**Brief:**
Please copy each line of the records below that holds the word "CHINA".

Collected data
━━━━━━━━━━━━━━━━━━━━━━━━━━━━━━

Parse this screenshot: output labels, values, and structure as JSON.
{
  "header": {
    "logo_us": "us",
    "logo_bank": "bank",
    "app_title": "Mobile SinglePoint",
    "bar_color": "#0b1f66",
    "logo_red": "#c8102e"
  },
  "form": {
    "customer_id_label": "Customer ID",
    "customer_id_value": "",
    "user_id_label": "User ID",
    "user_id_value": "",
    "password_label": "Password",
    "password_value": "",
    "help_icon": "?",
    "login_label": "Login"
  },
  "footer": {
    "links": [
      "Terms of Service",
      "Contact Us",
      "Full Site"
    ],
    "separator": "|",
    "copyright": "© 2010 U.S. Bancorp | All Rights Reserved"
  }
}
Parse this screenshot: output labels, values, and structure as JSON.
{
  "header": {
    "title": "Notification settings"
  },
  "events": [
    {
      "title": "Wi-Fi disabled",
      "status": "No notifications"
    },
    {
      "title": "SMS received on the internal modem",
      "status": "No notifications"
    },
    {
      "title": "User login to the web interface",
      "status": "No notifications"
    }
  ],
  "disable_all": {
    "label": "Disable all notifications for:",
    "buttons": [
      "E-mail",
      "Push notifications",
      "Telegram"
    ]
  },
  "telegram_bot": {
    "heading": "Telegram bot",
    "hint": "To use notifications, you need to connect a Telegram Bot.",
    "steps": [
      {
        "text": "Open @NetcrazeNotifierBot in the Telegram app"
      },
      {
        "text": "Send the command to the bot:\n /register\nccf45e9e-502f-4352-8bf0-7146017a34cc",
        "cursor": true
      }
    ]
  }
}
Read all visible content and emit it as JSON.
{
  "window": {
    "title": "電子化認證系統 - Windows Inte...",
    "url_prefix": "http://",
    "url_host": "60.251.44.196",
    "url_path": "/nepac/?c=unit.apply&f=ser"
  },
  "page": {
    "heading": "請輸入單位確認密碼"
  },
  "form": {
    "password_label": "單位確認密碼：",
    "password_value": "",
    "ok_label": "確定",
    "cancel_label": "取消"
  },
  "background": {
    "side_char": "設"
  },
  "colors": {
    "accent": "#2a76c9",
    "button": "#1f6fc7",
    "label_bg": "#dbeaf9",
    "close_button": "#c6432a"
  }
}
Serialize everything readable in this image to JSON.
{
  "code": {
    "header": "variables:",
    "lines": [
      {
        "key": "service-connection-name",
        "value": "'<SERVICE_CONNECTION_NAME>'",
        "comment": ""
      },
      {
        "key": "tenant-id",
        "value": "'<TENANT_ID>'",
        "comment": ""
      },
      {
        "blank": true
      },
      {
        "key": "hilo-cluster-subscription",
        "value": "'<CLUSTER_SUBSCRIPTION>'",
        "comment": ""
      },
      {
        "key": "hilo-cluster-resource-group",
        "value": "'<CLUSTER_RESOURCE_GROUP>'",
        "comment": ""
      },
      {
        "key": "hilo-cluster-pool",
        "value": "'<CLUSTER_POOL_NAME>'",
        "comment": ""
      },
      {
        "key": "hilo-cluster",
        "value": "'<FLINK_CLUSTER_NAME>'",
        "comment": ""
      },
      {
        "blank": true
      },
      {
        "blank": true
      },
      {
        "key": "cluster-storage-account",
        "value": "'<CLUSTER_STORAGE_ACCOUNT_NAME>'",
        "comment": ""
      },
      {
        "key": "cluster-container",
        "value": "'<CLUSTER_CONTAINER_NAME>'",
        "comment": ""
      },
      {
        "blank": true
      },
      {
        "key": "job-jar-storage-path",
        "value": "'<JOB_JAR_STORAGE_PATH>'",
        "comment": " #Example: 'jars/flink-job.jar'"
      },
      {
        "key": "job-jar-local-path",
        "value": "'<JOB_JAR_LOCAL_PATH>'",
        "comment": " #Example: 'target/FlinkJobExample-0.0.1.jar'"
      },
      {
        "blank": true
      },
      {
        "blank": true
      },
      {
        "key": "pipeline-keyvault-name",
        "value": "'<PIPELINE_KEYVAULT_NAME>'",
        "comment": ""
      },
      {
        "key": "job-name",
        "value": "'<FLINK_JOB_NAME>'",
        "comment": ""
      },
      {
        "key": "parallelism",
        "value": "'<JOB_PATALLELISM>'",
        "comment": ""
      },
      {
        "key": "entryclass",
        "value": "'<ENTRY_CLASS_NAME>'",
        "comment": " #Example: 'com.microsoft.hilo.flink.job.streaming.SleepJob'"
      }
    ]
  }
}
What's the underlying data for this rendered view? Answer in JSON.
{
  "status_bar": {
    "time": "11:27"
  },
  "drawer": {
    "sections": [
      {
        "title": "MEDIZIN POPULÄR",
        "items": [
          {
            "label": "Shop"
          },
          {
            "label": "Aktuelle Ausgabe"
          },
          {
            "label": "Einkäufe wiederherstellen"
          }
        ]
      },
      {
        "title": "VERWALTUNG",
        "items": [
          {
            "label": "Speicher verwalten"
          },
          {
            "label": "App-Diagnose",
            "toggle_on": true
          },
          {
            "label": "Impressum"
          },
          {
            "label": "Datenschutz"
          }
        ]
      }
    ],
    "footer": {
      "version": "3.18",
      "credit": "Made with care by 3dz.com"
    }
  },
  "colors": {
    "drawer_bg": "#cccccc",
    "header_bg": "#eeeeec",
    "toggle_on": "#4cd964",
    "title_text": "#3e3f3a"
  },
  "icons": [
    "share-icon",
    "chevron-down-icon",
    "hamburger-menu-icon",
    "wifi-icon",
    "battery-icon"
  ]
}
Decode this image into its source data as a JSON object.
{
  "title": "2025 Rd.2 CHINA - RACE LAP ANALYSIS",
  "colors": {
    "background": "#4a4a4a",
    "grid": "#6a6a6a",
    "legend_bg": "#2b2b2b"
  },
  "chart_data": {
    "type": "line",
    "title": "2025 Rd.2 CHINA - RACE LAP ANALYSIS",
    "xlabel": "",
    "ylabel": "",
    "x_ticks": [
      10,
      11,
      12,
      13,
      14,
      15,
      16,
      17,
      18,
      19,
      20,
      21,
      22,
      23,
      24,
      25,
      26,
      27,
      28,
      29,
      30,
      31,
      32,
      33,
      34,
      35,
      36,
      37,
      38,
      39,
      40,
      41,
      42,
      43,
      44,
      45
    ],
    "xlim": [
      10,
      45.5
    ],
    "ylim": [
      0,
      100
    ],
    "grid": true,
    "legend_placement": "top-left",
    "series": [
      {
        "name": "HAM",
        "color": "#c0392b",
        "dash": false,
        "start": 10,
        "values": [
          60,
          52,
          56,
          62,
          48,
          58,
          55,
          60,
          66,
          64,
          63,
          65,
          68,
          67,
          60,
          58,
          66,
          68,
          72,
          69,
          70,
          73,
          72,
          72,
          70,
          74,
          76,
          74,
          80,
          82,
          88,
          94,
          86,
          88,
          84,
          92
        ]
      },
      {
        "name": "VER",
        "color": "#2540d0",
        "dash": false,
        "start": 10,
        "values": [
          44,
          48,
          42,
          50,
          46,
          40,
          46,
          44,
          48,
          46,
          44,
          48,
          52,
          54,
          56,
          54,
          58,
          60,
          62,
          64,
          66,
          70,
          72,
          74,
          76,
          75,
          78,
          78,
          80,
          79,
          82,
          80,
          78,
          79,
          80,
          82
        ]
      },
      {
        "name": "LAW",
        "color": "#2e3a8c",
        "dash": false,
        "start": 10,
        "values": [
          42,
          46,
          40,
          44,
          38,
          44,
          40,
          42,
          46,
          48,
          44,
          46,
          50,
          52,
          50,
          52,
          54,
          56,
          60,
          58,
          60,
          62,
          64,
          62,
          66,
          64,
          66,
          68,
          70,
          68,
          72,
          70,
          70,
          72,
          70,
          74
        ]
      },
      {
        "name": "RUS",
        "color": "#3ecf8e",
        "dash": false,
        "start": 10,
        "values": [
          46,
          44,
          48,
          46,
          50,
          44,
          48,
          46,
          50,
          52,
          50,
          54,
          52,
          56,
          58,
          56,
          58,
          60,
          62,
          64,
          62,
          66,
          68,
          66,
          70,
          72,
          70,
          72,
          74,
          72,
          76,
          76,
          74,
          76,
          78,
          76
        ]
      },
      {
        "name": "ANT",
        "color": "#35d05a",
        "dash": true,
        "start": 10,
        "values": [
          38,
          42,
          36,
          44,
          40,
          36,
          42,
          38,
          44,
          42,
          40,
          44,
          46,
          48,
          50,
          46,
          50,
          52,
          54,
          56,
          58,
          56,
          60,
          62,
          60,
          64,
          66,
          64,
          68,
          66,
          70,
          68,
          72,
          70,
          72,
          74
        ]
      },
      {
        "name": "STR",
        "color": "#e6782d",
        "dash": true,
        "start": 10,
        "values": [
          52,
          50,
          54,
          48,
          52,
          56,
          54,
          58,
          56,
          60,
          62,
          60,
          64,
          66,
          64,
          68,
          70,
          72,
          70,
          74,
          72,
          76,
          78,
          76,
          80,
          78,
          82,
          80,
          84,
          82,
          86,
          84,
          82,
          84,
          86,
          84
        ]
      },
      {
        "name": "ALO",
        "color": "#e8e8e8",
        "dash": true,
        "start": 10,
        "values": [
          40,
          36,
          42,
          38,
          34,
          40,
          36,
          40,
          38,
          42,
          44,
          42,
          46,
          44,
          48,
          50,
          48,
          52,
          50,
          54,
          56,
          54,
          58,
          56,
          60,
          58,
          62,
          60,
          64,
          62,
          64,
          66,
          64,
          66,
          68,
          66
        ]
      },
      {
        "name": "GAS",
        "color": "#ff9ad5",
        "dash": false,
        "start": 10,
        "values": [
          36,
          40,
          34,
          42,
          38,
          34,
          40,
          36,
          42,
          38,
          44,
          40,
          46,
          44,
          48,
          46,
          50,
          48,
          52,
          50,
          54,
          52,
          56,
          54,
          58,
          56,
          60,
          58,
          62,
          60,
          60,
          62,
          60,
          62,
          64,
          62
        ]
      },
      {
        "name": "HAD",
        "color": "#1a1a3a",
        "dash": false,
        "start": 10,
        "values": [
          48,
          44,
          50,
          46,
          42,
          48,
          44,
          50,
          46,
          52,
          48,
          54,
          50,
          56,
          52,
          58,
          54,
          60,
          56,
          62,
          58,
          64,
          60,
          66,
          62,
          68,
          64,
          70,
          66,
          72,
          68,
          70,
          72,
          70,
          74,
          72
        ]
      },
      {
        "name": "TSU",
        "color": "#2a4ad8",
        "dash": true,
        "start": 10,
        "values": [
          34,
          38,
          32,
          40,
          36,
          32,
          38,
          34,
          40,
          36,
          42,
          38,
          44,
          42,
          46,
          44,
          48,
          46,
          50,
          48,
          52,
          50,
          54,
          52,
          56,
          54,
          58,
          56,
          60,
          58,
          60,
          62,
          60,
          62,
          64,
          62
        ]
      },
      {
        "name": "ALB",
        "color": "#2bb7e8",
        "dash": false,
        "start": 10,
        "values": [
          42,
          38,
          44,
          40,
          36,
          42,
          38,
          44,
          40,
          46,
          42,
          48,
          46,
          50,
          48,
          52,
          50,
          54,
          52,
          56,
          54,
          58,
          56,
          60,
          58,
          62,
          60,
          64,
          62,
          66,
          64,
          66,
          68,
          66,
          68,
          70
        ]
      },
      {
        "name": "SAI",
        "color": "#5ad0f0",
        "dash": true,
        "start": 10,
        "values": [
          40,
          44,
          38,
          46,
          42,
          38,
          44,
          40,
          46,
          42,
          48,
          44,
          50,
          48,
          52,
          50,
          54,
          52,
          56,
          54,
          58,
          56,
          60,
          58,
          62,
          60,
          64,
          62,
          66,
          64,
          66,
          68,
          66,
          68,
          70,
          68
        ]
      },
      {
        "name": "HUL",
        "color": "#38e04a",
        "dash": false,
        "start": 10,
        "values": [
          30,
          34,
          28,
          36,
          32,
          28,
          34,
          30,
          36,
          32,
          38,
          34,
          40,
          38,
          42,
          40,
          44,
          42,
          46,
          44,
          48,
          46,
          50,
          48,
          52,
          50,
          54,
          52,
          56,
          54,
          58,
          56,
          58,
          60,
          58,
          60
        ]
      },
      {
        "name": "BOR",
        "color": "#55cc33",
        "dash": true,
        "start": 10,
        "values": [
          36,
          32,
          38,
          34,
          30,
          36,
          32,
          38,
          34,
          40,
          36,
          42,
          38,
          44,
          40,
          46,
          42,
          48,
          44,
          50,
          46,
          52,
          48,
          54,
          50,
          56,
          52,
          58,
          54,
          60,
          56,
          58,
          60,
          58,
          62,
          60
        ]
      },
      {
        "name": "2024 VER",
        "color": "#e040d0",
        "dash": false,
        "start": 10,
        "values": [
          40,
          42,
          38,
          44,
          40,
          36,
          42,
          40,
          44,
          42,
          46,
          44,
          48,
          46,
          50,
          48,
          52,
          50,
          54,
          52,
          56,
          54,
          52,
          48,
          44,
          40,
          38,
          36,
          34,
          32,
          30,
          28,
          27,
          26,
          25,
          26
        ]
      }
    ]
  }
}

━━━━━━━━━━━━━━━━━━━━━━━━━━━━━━

**Exercise solution:**
  "title": "2025 Rd.2 CHINA - RACE LAP ANALYSIS",
    "title": "2025 Rd.2 CHINA - RACE LAP ANALYSIS",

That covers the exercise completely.